Records for processing:
§ §

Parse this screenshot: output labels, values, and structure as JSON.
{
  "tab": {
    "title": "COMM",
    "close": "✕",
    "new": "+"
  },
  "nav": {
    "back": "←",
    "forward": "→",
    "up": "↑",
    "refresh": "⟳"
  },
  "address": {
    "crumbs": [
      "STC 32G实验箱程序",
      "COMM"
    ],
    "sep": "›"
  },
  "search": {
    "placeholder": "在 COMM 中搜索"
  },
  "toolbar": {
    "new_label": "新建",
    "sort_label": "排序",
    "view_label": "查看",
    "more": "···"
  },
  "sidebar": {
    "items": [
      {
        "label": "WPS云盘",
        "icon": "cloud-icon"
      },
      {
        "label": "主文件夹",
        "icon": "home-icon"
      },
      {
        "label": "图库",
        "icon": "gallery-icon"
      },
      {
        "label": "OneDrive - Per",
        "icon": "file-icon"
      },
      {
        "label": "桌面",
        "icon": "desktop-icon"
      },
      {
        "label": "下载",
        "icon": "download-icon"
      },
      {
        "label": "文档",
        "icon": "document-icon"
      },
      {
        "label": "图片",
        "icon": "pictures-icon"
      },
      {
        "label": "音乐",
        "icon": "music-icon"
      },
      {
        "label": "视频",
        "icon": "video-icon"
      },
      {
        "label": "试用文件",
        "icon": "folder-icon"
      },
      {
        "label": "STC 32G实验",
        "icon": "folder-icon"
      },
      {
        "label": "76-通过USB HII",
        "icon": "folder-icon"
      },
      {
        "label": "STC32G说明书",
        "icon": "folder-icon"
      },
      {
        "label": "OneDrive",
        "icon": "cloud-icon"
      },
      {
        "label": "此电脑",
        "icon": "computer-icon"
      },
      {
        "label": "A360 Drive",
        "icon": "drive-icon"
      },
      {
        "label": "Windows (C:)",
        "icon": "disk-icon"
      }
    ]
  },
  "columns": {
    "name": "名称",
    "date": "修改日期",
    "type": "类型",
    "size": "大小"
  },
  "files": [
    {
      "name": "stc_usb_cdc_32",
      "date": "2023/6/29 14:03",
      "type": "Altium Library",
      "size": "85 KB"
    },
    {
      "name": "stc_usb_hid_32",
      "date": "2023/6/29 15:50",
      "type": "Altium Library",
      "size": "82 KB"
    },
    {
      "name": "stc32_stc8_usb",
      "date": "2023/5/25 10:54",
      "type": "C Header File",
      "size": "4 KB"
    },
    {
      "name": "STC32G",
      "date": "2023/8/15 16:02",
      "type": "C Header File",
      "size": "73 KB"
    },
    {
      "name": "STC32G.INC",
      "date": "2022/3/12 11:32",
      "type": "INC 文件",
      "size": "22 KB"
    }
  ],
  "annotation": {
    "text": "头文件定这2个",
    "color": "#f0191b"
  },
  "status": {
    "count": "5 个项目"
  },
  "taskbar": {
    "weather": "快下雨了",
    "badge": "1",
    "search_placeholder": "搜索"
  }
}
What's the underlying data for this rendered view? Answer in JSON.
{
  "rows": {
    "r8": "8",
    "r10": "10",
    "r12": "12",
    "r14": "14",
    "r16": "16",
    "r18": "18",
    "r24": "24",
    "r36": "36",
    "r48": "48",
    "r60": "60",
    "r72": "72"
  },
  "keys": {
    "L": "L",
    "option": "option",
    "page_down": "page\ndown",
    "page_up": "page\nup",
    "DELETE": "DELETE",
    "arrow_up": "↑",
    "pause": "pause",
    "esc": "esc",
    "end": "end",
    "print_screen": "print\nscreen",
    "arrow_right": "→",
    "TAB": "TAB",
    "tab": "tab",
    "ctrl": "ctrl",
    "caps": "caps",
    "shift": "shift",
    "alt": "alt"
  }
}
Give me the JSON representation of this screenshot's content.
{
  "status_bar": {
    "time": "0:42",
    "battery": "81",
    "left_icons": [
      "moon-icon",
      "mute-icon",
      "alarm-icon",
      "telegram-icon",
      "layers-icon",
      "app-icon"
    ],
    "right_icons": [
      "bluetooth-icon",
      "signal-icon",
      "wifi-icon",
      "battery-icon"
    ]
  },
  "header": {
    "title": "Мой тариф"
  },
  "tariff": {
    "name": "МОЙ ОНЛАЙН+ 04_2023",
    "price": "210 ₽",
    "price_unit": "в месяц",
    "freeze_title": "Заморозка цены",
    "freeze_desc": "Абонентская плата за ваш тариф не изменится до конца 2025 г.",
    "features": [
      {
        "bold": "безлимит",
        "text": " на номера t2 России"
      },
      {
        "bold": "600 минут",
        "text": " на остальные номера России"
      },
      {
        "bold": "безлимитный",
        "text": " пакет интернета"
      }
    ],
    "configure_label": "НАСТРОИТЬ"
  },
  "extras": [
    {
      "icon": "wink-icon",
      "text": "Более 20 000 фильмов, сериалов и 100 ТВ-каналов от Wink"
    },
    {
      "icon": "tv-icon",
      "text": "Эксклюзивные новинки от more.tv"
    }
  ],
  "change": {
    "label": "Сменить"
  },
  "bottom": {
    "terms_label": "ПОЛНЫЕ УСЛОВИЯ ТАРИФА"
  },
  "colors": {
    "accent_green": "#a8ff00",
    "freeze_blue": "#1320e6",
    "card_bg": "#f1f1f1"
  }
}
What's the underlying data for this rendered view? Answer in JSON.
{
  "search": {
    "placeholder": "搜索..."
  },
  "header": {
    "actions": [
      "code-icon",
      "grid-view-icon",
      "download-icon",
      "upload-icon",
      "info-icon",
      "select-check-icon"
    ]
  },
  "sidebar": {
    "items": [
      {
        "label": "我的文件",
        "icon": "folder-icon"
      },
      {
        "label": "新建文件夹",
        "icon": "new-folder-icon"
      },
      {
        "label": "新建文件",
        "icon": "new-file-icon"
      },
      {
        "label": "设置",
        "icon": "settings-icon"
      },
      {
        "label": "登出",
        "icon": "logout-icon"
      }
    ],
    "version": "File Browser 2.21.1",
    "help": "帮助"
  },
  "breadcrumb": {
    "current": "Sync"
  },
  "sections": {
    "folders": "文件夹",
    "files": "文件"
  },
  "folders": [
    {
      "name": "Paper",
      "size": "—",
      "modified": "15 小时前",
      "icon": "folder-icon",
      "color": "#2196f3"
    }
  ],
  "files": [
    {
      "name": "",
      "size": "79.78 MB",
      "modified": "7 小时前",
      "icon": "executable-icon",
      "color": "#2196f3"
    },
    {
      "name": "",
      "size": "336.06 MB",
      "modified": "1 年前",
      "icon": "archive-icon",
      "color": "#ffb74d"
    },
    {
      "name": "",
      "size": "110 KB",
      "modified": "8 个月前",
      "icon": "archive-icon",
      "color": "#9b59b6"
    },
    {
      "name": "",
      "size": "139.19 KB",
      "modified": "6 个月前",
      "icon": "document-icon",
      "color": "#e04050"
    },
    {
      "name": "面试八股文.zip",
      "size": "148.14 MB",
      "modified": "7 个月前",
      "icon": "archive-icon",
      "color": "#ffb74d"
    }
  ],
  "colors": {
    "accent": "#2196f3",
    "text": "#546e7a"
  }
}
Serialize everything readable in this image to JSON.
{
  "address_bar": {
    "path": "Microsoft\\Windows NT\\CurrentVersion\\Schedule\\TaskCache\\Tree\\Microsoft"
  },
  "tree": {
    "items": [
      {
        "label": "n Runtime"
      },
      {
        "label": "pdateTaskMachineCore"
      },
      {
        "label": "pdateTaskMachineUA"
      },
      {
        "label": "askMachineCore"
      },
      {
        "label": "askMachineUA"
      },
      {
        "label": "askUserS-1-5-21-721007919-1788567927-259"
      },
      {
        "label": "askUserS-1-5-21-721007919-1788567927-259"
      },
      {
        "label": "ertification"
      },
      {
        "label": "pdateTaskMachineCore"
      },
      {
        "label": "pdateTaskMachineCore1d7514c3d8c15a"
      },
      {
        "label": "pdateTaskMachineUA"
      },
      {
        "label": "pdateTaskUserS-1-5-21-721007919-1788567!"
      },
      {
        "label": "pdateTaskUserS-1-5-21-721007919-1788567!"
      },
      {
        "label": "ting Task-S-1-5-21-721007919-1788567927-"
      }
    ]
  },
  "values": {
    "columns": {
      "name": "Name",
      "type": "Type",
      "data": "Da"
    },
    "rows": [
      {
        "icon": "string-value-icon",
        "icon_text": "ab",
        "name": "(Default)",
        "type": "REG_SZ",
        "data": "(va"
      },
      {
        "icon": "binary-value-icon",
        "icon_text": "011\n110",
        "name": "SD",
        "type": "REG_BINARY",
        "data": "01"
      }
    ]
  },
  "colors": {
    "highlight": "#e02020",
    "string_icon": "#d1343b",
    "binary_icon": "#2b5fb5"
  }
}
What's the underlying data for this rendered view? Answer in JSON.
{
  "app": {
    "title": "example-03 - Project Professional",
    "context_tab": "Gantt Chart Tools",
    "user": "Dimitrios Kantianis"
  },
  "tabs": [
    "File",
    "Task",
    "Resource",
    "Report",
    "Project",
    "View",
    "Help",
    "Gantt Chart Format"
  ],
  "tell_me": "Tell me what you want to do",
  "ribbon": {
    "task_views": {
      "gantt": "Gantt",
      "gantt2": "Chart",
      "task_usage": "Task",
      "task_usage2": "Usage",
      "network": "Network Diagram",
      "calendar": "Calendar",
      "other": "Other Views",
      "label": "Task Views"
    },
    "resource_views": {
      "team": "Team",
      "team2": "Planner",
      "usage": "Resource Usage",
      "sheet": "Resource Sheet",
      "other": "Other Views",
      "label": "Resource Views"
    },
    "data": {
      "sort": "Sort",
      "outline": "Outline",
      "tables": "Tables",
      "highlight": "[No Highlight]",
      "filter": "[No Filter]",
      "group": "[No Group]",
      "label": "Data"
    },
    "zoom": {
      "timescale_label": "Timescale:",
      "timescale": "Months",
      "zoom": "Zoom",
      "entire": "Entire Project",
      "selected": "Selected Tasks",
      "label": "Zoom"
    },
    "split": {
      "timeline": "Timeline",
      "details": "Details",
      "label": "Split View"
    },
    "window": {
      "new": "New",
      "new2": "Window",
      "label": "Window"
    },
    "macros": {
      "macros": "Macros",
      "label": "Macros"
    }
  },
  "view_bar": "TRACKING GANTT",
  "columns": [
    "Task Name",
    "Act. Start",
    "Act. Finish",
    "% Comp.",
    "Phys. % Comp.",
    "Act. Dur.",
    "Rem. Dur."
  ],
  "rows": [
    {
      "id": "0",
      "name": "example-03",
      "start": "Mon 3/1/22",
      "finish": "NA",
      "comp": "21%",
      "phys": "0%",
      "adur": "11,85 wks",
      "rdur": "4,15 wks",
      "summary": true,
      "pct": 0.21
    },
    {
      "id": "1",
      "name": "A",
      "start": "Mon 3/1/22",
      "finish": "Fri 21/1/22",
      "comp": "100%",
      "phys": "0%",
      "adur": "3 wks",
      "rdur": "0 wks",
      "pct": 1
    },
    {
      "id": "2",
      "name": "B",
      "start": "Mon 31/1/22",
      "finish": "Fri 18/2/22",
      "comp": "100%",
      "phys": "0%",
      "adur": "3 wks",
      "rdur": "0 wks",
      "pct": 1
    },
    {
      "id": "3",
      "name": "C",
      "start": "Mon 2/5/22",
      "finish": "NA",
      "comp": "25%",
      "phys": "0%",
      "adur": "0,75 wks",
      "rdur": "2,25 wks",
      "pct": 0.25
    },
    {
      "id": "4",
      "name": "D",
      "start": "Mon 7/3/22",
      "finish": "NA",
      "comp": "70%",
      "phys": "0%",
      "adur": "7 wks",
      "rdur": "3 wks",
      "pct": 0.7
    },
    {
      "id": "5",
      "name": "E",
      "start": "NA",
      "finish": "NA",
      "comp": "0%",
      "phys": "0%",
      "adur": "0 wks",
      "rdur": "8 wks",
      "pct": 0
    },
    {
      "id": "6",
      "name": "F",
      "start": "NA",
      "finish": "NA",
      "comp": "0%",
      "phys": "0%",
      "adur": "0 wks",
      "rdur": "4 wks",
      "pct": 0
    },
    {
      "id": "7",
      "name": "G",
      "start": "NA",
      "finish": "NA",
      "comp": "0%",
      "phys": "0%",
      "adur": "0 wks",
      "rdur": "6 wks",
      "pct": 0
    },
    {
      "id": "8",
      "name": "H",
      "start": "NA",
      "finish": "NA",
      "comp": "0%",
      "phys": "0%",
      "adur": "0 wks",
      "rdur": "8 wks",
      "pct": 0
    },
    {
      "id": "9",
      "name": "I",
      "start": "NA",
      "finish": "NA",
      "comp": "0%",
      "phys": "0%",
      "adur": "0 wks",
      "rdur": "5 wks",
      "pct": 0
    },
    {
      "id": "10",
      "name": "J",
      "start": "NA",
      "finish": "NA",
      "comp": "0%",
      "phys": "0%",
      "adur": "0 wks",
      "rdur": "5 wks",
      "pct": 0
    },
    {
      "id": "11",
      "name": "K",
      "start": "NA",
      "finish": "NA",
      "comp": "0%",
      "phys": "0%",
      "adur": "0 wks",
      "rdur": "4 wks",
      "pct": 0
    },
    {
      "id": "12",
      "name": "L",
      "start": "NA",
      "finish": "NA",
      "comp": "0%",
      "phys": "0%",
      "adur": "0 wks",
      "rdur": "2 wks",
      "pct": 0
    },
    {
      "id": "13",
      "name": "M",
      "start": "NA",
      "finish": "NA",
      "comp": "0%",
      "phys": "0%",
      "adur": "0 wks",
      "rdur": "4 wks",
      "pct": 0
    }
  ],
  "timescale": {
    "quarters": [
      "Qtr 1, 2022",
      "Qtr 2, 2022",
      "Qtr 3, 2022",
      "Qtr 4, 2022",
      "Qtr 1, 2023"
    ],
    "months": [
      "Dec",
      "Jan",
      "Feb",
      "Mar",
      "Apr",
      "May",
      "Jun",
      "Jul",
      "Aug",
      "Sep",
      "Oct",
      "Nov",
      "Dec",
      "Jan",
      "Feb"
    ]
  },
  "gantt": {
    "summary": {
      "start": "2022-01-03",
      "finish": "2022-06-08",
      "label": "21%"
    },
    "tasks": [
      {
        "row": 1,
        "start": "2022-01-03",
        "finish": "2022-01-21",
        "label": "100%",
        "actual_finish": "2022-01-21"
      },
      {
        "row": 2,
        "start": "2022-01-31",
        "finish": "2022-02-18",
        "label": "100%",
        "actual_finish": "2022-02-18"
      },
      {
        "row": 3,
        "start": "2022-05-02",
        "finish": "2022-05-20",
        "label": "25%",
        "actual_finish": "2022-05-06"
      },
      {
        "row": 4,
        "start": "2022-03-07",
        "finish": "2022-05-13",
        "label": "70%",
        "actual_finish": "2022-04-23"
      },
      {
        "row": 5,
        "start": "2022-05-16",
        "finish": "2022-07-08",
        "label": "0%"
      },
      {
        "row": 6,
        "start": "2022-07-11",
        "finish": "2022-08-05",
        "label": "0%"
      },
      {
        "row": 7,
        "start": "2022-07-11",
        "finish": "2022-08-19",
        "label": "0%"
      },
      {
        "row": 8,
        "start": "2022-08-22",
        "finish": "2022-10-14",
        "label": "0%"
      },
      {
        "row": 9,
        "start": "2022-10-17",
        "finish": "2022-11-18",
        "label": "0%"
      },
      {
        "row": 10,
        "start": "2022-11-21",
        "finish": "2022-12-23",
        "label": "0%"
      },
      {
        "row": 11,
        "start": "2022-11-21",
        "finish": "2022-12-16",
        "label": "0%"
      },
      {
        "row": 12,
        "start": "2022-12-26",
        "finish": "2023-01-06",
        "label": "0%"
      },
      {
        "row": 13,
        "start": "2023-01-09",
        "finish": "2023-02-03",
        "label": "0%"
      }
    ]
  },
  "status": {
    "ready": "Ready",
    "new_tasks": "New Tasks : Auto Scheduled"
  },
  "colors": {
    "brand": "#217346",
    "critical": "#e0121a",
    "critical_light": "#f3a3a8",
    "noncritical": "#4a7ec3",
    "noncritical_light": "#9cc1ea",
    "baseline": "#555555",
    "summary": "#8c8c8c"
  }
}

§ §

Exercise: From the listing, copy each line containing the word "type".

Task output:
    "type": "类型",
      "type": "Altium Library",
      "type": "Altium Library",
      "type": "C Header File",
      "type": "C Header File",
      "type": "INC 文件",
      "type": "Type",
        "type": "REG_SZ",
        "type": "REG_BINARY",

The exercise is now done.